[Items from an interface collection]
-------

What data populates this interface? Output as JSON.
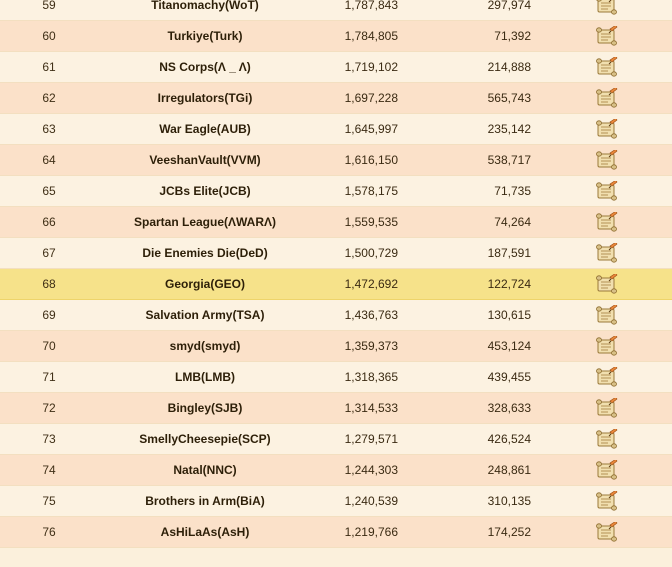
{
  "rows": [
    {
      "rank": "59",
      "name": "Titanomachy(WoT)",
      "score": "1,787,843",
      "points": "297,974",
      "icon": "scroll-icon"
    },
    {
      "rank": "60",
      "name": "Turkiye(Turk)",
      "score": "1,784,805",
      "points": "71,392",
      "icon": "scroll-icon"
    },
    {
      "rank": "61",
      "name": "NS Corps(Λ _ Λ)",
      "score": "1,719,102",
      "points": "214,888",
      "icon": "scroll-icon"
    },
    {
      "rank": "62",
      "name": "Irregulators(TGi)",
      "score": "1,697,228",
      "points": "565,743",
      "icon": "scroll-icon"
    },
    {
      "rank": "63",
      "name": "War Eagle(AUB)",
      "score": "1,645,997",
      "points": "235,142",
      "icon": "scroll-icon"
    },
    {
      "rank": "64",
      "name": "VeeshanVault(VVM)",
      "score": "1,616,150",
      "points": "538,717",
      "icon": "scroll-icon"
    },
    {
      "rank": "65",
      "name": "JCBs Elite(JCB)",
      "score": "1,578,175",
      "points": "71,735",
      "icon": "scroll-icon"
    },
    {
      "rank": "66",
      "name": "Spartan League(ΛWARΛ)",
      "score": "1,559,535",
      "points": "74,264",
      "icon": "scroll-icon"
    },
    {
      "rank": "67",
      "name": "Die Enemies Die(DeD)",
      "score": "1,500,729",
      "points": "187,591",
      "icon": "scroll-icon"
    },
    {
      "rank": "68",
      "name": "Georgia(GEO)",
      "score": "1,472,692",
      "points": "122,724",
      "icon": "scroll-icon",
      "highlighted": true
    },
    {
      "rank": "69",
      "name": "Salvation Army(TSA)",
      "score": "1,436,763",
      "points": "130,615",
      "icon": "scroll-icon"
    },
    {
      "rank": "70",
      "name": "smyd(smyd)",
      "score": "1,359,373",
      "points": "453,124",
      "icon": "scroll-icon"
    },
    {
      "rank": "71",
      "name": "LMB(LMB)",
      "score": "1,318,365",
      "points": "439,455",
      "icon": "scroll-icon"
    },
    {
      "rank": "72",
      "name": "Bingley(SJB)",
      "score": "1,314,533",
      "points": "328,633",
      "icon": "scroll-icon"
    },
    {
      "rank": "73",
      "name": "SmellyCheesepie(SCP)",
      "score": "1,279,571",
      "points": "426,524",
      "icon": "scroll-icon"
    },
    {
      "rank": "74",
      "name": "Natal(NNC)",
      "score": "1,244,303",
      "points": "248,861",
      "icon": "scroll-icon"
    },
    {
      "rank": "75",
      "name": "Brothers in Arm(BiA)",
      "score": "1,240,539",
      "points": "310,135",
      "icon": "scroll-icon"
    },
    {
      "rank": "76",
      "name": "AsHiLaAs(AsH)",
      "score": "1,219,766",
      "points": "174,252",
      "icon": "scroll-icon"
    }
  ],
  "colors": {
    "row_odd": "#fcf2e1",
    "row_even": "#fbe1c9",
    "row_highlight": "#f6e28a",
    "text": "#2d1f08"
  }
}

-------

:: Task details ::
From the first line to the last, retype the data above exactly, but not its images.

:: Written response ::
What data populates this interface? Output as JSON.
{
  "rows": [
    {
      "rank": "59",
      "name": "Titanomachy(WoT)",
      "score": "1,787,843",
      "points": "297,974",
      "icon": "scroll-icon"
    },
    {
      "rank": "60",
      "name": "Turkiye(Turk)",
      "score": "1,784,805",
      "points": "71,392",
      "icon": "scroll-icon"
    },
    {
      "rank": "61",
      "name": "NS Corps(Λ _ Λ)",
      "score": "1,719,102",
      "points": "214,888",
      "icon": "scroll-icon"
    },
    {
      "rank": "62",
      "name": "Irregulators(TGi)",
      "score": "1,697,228",
      "points": "565,743",
      "icon": "scroll-icon"
    },
    {
      "rank": "63",
      "name": "War Eagle(AUB)",
      "score": "1,645,997",
      "points": "235,142",
      "icon": "scroll-icon"
    },
    {
      "rank": "64",
      "name": "VeeshanVault(VVM)",
      "score": "1,616,150",
      "points": "538,717",
      "icon": "scroll-icon"
    },
    {
      "rank": "65",
      "name": "JCBs Elite(JCB)",
      "score": "1,578,175",
      "points": "71,735",
      "icon": "scroll-icon"
    },
    {
      "rank": "66",
      "name": "Spartan League(ΛWARΛ)",
      "score": "1,559,535",
      "points": "74,264",
      "icon": "scroll-icon"
    },
    {
      "rank": "67",
      "name": "Die Enemies Die(DeD)",
      "score": "1,500,729",
      "points": "187,591",
      "icon": "scroll-icon"
    },
    {
      "rank": "68",
      "name": "Georgia(GEO)",
      "score": "1,472,692",
      "points": "122,724",
      "icon": "scroll-icon",
      "highlighted": true
    },
    {
      "rank": "69",
      "name": "Salvation Army(TSA)",
      "score": "1,436,763",
      "points": "130,615",
      "icon": "scroll-icon"
    },
    {
      "rank": "70",
      "name": "smyd(smyd)",
      "score": "1,359,373",
      "points": "453,124",
      "icon": "scroll-icon"
    },
    {
      "rank": "71",
      "name": "LMB(LMB)",
      "score": "1,318,365",
      "points": "439,455",
      "icon": "scroll-icon"
    },
    {
      "rank": "72",
      "name": "Bingley(SJB)",
      "score": "1,314,533",
      "points": "328,633",
      "icon": "scroll-icon"
    },
    {
      "rank": "73",
      "name": "SmellyCheesepie(SCP)",
      "score": "1,279,571",
      "points": "426,524",
      "icon": "scroll-icon"
    },
    {
      "rank": "74",
      "name": "Natal(NNC)",
      "score": "1,244,303",
      "points": "248,861",
      "icon": "scroll-icon"
    },
    {
      "rank": "75",
      "name": "Brothers in Arm(BiA)",
      "score": "1,240,539",
      "points": "310,135",
      "icon": "scroll-icon"
    },
    {
      "rank": "76",
      "name": "AsHiLaAs(AsH)",
      "score": "1,219,766",
      "points": "174,252",
      "icon": "scroll-icon"
    }
  ],
  "colors": {
    "row_odd": "#fcf2e1",
    "row_even": "#fbe1c9",
    "row_highlight": "#f6e28a",
    "text": "#2d1f08"
  }
}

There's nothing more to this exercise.